**Exercise details**
Report every line of the records that includes the word "search".

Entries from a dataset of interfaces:
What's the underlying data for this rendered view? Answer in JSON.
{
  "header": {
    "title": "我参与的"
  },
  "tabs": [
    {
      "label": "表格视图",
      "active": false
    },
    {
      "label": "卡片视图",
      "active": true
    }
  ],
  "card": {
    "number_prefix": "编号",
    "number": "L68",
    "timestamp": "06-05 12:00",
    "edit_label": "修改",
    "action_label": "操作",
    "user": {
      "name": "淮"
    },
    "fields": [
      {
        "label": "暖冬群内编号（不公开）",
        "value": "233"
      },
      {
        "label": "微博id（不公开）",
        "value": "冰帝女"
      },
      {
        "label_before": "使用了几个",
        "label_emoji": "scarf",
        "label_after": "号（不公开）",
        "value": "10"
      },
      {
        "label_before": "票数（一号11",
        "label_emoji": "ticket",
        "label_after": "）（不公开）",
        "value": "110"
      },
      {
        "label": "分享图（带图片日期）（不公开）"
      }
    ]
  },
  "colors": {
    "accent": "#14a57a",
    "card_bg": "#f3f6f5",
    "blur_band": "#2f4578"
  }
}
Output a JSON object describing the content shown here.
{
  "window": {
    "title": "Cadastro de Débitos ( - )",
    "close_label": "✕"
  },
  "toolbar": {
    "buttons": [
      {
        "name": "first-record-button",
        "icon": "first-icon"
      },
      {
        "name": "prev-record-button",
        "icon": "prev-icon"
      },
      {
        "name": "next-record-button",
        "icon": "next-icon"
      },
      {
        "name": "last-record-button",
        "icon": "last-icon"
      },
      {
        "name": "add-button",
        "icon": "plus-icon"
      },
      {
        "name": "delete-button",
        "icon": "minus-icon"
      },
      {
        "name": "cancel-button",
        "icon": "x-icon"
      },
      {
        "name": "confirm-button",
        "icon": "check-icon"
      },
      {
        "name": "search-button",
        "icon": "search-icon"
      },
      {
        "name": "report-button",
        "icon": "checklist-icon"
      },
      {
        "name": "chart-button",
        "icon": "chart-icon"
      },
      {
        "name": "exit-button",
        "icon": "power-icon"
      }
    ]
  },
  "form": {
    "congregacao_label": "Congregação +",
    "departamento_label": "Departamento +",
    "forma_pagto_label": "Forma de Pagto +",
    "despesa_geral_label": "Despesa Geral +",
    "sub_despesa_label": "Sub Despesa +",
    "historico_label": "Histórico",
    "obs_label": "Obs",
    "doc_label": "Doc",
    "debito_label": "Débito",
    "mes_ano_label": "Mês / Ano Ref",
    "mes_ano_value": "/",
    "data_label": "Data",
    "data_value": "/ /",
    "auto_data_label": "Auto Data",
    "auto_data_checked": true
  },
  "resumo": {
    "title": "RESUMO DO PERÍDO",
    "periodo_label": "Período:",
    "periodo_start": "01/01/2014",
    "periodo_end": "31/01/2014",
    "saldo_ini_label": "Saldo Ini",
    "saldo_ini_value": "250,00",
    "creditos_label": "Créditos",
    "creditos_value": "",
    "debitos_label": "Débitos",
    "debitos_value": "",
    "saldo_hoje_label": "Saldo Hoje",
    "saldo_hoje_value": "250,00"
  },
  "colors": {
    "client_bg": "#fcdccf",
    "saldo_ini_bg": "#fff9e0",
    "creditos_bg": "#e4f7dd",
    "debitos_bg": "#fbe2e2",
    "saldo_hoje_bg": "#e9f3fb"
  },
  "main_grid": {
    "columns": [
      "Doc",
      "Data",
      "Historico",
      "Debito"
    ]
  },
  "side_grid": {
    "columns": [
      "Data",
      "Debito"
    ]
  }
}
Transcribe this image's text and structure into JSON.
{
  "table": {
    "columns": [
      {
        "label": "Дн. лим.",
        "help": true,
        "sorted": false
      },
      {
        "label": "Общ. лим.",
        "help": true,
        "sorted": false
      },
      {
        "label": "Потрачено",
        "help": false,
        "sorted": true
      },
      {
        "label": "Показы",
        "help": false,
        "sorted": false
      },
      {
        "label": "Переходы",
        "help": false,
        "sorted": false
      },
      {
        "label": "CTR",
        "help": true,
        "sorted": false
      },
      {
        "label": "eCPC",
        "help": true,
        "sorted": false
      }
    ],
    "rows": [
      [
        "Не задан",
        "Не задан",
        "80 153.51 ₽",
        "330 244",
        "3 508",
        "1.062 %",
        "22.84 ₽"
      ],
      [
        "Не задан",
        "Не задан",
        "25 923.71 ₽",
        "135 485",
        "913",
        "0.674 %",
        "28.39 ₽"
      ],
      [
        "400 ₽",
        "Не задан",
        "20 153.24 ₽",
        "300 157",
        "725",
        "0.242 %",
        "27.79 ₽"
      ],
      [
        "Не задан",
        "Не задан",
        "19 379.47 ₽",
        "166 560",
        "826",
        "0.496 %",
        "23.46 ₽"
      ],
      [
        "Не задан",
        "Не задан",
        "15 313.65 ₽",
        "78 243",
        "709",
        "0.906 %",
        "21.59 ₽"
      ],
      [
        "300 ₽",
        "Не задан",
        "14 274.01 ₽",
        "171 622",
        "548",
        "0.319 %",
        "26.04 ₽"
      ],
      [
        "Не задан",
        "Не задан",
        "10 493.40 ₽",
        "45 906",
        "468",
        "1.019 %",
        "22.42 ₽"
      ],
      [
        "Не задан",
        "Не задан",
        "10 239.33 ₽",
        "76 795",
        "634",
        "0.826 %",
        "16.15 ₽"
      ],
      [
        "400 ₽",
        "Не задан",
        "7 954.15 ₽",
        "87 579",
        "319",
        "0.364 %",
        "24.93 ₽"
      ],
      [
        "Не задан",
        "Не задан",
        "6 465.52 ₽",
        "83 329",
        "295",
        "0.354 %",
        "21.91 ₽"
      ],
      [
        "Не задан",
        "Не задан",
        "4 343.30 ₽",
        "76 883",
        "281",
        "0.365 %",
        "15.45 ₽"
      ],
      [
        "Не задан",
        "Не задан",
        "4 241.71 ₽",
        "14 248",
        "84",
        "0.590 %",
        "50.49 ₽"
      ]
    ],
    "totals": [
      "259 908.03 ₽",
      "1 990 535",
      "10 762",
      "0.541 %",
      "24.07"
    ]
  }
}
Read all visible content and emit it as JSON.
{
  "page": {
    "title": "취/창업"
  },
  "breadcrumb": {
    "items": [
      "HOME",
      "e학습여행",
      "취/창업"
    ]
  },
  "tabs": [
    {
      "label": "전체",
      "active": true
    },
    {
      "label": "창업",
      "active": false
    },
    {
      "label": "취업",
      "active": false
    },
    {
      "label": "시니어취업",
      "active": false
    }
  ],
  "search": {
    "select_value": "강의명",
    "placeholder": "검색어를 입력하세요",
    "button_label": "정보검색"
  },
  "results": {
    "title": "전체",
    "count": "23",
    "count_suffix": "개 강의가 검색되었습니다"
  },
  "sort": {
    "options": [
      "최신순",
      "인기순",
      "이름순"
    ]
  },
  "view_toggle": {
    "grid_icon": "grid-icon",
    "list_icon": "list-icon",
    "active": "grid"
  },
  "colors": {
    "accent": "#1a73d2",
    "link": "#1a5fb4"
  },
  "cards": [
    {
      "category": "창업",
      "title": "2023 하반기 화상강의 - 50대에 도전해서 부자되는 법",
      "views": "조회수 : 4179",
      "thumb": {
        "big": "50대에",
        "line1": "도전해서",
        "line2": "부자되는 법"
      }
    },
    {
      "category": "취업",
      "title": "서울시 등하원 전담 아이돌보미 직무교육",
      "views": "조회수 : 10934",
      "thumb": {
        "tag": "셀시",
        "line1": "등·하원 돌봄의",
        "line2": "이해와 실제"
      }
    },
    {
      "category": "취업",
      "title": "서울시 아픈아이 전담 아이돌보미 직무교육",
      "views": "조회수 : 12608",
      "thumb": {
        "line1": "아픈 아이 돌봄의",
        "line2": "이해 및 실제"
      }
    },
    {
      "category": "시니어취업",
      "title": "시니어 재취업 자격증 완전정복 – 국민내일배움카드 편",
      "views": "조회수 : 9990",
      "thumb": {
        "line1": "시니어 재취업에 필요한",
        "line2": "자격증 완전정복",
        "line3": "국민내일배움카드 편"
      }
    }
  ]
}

**Written answer**
        "name": "search-button",
        "icon": "search-icon"
  "search": {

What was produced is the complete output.